_TASK OBJECTIVE_.
Please write the data out once more, exactly as it is given.

_EXERCISE DATA_.

----

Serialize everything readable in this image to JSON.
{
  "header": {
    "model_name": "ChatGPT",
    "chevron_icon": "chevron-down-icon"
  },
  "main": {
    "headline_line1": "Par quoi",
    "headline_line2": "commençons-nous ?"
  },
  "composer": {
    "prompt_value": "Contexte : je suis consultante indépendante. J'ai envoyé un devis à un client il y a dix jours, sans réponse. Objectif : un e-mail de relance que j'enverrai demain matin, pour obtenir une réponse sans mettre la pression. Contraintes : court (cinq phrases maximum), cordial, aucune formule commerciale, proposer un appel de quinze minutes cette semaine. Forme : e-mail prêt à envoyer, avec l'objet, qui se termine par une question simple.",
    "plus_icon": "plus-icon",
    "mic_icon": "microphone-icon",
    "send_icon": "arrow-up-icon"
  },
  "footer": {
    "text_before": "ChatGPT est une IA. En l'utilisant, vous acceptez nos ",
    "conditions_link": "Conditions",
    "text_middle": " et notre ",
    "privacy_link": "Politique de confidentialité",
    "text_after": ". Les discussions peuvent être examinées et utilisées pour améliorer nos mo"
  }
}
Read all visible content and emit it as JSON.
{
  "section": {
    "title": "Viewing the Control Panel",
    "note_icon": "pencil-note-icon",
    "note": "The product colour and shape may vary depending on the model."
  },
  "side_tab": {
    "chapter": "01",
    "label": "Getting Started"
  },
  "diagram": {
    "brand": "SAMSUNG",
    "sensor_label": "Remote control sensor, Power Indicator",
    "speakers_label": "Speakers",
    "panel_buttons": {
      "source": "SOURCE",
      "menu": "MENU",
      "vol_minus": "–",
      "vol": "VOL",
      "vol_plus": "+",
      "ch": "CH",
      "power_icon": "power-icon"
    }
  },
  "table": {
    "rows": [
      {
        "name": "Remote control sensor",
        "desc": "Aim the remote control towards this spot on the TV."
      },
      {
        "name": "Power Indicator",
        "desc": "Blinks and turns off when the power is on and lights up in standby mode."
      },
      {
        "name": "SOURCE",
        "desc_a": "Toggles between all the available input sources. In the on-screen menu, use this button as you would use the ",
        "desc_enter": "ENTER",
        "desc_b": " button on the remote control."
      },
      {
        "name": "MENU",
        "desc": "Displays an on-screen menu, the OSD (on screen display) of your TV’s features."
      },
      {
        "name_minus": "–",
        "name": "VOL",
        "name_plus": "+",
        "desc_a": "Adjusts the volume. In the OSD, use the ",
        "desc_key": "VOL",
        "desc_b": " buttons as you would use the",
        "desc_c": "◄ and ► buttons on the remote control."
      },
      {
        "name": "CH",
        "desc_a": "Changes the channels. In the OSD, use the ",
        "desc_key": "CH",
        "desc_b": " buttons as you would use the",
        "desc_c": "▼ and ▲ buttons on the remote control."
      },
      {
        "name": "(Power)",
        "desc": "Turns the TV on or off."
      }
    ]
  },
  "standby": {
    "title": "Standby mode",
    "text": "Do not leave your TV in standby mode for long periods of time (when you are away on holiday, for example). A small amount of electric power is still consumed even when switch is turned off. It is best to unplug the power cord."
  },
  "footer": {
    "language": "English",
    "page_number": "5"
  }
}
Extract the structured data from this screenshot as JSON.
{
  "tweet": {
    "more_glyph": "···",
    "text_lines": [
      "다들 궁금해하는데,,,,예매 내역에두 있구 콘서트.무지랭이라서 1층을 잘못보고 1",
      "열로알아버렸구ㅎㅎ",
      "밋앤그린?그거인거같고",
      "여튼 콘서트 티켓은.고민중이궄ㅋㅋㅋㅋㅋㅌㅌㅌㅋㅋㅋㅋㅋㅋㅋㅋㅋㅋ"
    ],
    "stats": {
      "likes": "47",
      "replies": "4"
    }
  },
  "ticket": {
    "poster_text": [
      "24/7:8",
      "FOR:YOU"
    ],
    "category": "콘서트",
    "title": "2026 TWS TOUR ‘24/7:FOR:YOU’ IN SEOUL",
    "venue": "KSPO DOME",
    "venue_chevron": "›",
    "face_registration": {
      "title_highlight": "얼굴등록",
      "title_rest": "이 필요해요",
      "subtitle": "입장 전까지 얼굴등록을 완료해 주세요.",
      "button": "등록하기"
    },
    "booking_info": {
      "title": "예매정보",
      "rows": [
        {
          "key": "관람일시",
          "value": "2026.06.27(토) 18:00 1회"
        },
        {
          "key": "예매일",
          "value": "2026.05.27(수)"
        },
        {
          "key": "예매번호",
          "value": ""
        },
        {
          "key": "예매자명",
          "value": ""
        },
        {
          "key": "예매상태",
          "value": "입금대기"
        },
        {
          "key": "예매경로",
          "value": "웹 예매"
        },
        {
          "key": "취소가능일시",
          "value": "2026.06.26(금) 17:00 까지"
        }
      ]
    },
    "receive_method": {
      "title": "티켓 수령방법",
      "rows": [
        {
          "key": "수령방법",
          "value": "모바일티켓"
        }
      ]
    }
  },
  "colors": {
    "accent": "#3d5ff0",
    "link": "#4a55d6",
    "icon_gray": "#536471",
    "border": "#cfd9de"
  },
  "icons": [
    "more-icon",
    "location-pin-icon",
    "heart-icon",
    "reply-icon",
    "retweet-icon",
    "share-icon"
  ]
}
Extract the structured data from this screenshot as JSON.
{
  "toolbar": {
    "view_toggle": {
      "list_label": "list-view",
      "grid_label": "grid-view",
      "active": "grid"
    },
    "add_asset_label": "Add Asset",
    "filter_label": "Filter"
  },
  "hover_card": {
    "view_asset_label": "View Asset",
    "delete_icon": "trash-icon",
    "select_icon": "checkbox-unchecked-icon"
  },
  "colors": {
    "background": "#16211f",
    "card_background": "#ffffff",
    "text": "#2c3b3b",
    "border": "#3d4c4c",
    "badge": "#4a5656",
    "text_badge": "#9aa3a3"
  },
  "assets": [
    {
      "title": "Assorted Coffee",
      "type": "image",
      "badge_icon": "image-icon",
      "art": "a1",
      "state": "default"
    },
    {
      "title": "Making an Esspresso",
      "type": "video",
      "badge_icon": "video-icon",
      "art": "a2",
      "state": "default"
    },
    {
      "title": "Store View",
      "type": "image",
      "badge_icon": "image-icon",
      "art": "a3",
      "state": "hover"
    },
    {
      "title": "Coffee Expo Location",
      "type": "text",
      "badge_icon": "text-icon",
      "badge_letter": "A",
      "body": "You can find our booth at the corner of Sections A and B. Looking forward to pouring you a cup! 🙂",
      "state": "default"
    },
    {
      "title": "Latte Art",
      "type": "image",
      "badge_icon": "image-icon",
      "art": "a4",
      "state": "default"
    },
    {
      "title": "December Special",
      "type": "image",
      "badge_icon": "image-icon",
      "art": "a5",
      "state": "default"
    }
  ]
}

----

_EXERCISE ANSWER_.
Serialize everything readable in this image to JSON.
{
  "header": {
    "model_name": "ChatGPT",
    "chevron_icon": "chevron-down-icon"
  },
  "main": {
    "headline_line1": "Par quoi",
    "headline_line2": "commençons-nous ?"
  },
  "composer": {
    "prompt_value": "Contexte : je suis consultante indépendante. J'ai envoyé un devis à un client il y a dix jours, sans réponse. Objectif : un e-mail de relance que j'enverrai demain matin, pour obtenir une réponse sans mettre la pression. Contraintes : court (cinq phrases maximum), cordial, aucune formule commerciale, proposer un appel de quinze minutes cette semaine. Forme : e-mail prêt à envoyer, avec l'objet, qui se termine par une question simple.",
    "plus_icon": "plus-icon",
    "mic_icon": "microphone-icon",
    "send_icon": "arrow-up-icon"
  },
  "footer": {
    "text_before": "ChatGPT est une IA. En l'utilisant, vous acceptez nos ",
    "conditions_link": "Conditions",
    "text_middle": " et notre ",
    "privacy_link": "Politique de confidentialité",
    "text_after": ". Les discussions peuvent être examinées et utilisées pour améliorer nos mo"
  }
}
Read all visible content and emit it as JSON.
{
  "section": {
    "title": "Viewing the Control Panel",
    "note_icon": "pencil-note-icon",
    "note": "The product colour and shape may vary depending on the model."
  },
  "side_tab": {
    "chapter": "01",
    "label": "Getting Started"
  },
  "diagram": {
    "brand": "SAMSUNG",
    "sensor_label": "Remote control sensor, Power Indicator",
    "speakers_label": "Speakers",
    "panel_buttons": {
      "source": "SOURCE",
      "menu": "MENU",
      "vol_minus": "–",
      "vol": "VOL",
      "vol_plus": "+",
      "ch": "CH",
      "power_icon": "power-icon"
    }
  },
  "table": {
    "rows": [
      {
        "name": "Remote control sensor",
        "desc": "Aim the remote control towards this spot on the TV."
      },
      {
        "name": "Power Indicator",
        "desc": "Blinks and turns off when the power is on and lights up in standby mode."
      },
      {
        "name": "SOURCE",
        "desc_a": "Toggles between all the available input sources. In the on-screen menu, use this button as you would use the ",
        "desc_enter": "ENTER",
        "desc_b": " button on the remote control."
      },
      {
        "name": "MENU",
        "desc": "Displays an on-screen menu, the OSD (on screen display) of your TV’s features."
      },
      {
        "name_minus": "–",
        "name": "VOL",
        "name_plus": "+",
        "desc_a": "Adjusts the volume. In the OSD, use the ",
        "desc_key": "VOL",
        "desc_b": " buttons as you would use the",
        "desc_c": "◄ and ► buttons on the remote control."
      },
      {
        "name": "CH",
        "desc_a": "Changes the channels. In the OSD, use the ",
        "desc_key": "CH",
        "desc_b": " buttons as you would use the",
        "desc_c": "▼ and ▲ buttons on the remote control."
      },
      {
        "name": "(Power)",
        "desc": "Turns the TV on or off."
      }
    ]
  },
  "standby": {
    "title": "Standby mode",
    "text": "Do not leave your TV in standby mode for long periods of time (when you are away on holiday, for example). A small amount of electric power is still consumed even when switch is turned off. It is best to unplug the power cord."
  },
  "footer": {
    "language": "English",
    "page_number": "5"
  }
}
Extract the structured data from this screenshot as JSON.
{
  "tweet": {
    "more_glyph": "···",
    "text_lines": [
      "다들 궁금해하는데,,,,예매 내역에두 있구 콘서트.무지랭이라서 1층을 잘못보고 1",
      "열로알아버렸구ㅎㅎ",
      "밋앤그린?그거인거같고",
      "여튼 콘서트 티켓은.고민중이궄ㅋㅋㅋㅋㅋㅌㅌㅌㅋㅋㅋㅋㅋㅋㅋㅋㅋㅋ"
    ],
    "stats": {
      "likes": "47",
      "replies": "4"
    }
  },
  "ticket": {
    "poster_text": [
      "24/7:8",
      "FOR:YOU"
    ],
    "category": "콘서트",
    "title": "2026 TWS TOUR ‘24/7:FOR:YOU’ IN SEOUL",
    "venue": "KSPO DOME",
    "venue_chevron": "›",
    "face_registration": {
      "title_highlight": "얼굴등록",
      "title_rest": "이 필요해요",
      "subtitle": "입장 전까지 얼굴등록을 완료해 주세요.",
      "button": "등록하기"
    },
    "booking_info": {
      "title": "예매정보",
      "rows": [
        {
          "key": "관람일시",
          "value": "2026.06.27(토) 18:00 1회"
        },
        {
          "key": "예매일",
          "value": "2026.05.27(수)"
        },
        {
          "key": "예매번호",
          "value": ""
        },
        {
          "key": "예매자명",
          "value": ""
        },
        {
          "key": "예매상태",
          "value": "입금대기"
        },
        {
          "key": "예매경로",
          "value": "웹 예매"
        },
        {
          "key": "취소가능일시",
          "value": "2026.06.26(금) 17:00 까지"
        }
      ]
    },
    "receive_method": {
      "title": "티켓 수령방법",
      "rows": [
        {
          "key": "수령방법",
          "value": "모바일티켓"
        }
      ]
    }
  },
  "colors": {
    "accent": "#3d5ff0",
    "link": "#4a55d6",
    "icon_gray": "#536471",
    "border": "#cfd9de"
  },
  "icons": [
    "more-icon",
    "location-pin-icon",
    "heart-icon",
    "reply-icon",
    "retweet-icon",
    "share-icon"
  ]
}
Extract the structured data from this screenshot as JSON.
{
  "toolbar": {
    "view_toggle": {
      "list_label": "list-view",
      "grid_label": "grid-view",
      "active": "grid"
    },
    "add_asset_label": "Add Asset",
    "filter_label": "Filter"
  },
  "hover_card": {
    "view_asset_label": "View Asset",
    "delete_icon": "trash-icon",
    "select_icon": "checkbox-unchecked-icon"
  },
  "colors": {
    "background": "#16211f",
    "card_background": "#ffffff",
    "text": "#2c3b3b",
    "border": "#3d4c4c",
    "badge": "#4a5656",
    "text_badge": "#9aa3a3"
  },
  "assets": [
    {
      "title": "Assorted Coffee",
      "type": "image",
      "badge_icon": "image-icon",
      "art": "a1",
      "state": "default"
    },
    {
      "title": "Making an Esspresso",
      "type": "video",
      "badge_icon": "video-icon",
      "art": "a2",
      "state": "default"
    },
    {
      "title": "Store View",
      "type": "image",
      "badge_icon": "image-icon",
      "art": "a3",
      "state": "hover"
    },
    {
      "title": "Coffee Expo Location",
      "type": "text",
      "badge_icon": "text-icon",
      "badge_letter": "A",
      "body": "You can find our booth at the corner of Sections A and B. Looking forward to pouring you a cup! 🙂",
      "state": "default"
    },
    {
      "title": "Latte Art",
      "type": "image",
      "badge_icon": "image-icon",
      "art": "a4",
      "state": "default"
    },
    {
      "title": "December Special",
      "type": "image",
      "badge_icon": "image-icon",
      "art": "a5",
      "state": "default"
    }
  ]
}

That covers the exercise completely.